The company has wrapped up seven deals thus far this year, including VR-based social media platform AltSpaceVR earlier this month. In May, it closed the $100 million acquisition of formerly VC-backed cybersecurity company Hexadite in a bid to protect Windows 10 customers against network hacking attacks. But far and away Microsoft's most notable acquisition of recent years, at $29 billion, is the takeover of LinkedIn—a deal that demonstrated the
collective value of individual social media users.
Twitter (NYSE: TWTR)
Twitter, the social media company that's been a post-IPO disappointment (down more than 70% from its late 2013 high of $74.73) also participated in Friday's surge. Shares of Twitter gained nearly 7% on Friday, up nearly 30% from its low earlier in the week, to cross over its July highs and return to levels not seen in more than a year.
This turn comes after reporting a big operating earnings beat on better cost controls.
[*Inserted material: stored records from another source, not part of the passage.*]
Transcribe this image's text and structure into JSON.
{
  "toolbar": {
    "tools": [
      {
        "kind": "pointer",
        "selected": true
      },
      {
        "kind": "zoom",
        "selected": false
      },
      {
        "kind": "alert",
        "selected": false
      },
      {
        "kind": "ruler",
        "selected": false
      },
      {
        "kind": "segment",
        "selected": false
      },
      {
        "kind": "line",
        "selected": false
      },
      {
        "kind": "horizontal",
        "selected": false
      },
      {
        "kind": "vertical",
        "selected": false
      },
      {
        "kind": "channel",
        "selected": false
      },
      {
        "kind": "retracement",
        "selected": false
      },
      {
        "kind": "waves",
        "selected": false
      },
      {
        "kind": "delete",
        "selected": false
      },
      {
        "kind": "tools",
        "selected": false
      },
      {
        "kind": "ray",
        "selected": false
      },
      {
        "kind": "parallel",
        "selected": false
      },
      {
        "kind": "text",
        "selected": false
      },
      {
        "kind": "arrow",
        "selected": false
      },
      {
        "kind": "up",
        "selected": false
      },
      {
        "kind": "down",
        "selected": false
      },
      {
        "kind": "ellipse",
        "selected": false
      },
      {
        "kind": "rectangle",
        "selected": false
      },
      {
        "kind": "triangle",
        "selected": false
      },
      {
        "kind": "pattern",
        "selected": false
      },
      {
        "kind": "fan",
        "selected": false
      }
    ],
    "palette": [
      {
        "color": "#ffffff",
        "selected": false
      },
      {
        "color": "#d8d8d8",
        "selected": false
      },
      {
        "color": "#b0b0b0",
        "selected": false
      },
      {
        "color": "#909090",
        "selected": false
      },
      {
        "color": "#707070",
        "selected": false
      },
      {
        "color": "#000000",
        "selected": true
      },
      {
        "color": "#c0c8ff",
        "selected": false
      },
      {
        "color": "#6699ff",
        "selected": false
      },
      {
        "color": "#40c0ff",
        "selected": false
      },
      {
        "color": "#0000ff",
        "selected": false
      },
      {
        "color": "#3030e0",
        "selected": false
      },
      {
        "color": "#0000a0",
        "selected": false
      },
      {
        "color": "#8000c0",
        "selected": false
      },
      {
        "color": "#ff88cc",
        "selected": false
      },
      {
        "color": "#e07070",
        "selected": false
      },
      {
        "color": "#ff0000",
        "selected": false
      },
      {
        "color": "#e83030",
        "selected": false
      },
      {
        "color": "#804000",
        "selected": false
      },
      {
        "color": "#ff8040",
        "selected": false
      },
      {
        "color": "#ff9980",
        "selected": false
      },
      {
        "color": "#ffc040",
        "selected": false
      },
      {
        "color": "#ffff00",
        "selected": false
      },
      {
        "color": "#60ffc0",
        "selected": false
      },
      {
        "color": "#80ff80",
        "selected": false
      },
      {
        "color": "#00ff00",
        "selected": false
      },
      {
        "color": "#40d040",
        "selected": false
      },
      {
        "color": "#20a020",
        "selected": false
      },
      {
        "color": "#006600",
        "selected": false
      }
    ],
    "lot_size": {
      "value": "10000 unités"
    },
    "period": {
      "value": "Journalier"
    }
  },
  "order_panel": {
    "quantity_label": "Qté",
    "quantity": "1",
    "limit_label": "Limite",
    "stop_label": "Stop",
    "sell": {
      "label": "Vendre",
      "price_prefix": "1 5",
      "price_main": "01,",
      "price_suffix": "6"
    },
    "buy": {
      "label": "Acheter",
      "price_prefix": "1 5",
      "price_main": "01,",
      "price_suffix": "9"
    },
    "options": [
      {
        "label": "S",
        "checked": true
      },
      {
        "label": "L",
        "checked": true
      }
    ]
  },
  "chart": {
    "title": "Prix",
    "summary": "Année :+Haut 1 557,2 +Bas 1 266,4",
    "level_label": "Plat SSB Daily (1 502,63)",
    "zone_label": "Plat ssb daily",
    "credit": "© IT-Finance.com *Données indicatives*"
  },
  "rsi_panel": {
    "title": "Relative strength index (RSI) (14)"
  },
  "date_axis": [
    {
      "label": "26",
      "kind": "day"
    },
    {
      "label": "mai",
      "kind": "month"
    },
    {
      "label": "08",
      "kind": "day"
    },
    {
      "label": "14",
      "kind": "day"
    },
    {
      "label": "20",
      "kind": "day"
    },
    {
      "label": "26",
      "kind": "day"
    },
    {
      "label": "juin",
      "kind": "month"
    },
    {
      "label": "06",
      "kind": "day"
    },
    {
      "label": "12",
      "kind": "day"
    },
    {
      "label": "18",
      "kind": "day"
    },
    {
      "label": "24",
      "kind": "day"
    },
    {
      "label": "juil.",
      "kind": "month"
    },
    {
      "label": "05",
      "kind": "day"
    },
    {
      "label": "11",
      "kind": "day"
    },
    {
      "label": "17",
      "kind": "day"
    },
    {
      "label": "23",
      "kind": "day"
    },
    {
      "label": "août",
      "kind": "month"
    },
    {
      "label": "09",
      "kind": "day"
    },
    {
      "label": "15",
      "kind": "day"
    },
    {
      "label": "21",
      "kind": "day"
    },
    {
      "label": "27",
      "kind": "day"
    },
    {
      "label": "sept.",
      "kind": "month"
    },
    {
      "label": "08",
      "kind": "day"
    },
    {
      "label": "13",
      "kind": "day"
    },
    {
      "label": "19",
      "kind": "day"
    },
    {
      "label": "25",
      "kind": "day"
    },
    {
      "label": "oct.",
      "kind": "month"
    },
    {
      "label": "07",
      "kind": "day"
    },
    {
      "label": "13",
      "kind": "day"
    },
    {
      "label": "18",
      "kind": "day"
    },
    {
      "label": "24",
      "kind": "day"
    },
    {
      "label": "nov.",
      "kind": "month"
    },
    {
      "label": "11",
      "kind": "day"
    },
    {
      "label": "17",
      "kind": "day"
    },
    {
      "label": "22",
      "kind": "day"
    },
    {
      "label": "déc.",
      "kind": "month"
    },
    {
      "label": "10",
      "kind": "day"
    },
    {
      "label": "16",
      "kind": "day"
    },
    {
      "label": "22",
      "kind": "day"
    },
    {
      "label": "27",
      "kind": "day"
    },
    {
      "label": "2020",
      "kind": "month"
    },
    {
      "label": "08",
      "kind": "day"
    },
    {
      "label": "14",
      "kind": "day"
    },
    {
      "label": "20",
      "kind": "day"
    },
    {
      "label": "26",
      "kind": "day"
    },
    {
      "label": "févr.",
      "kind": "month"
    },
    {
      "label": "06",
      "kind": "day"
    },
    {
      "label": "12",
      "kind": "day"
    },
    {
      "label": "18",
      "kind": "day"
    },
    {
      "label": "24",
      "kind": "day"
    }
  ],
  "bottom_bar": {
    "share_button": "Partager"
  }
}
Analysts were happy with better user growth trends and a smaller-than-feared ad revenue decline, with UBS upgrading shares to neutral and raising their price target to $21 on a multi-quarter pattern of better user engagement.
That comes as welcome news with the company
the subject of much speculation about being an acquisition target for possible buyers including Disney and Salesforce through much of last year, even as the social media platform snapped up
four of the 58 companies it has acquired since 2007, per the PitchBook Platform.
The $150 million deal last year for Magic Pony Technology still holds out the greatest promise for the struggling social media platform: Magic Pony's machine learning techniques help with visual processing, enhancing Twitter's live streaming and video capabilities.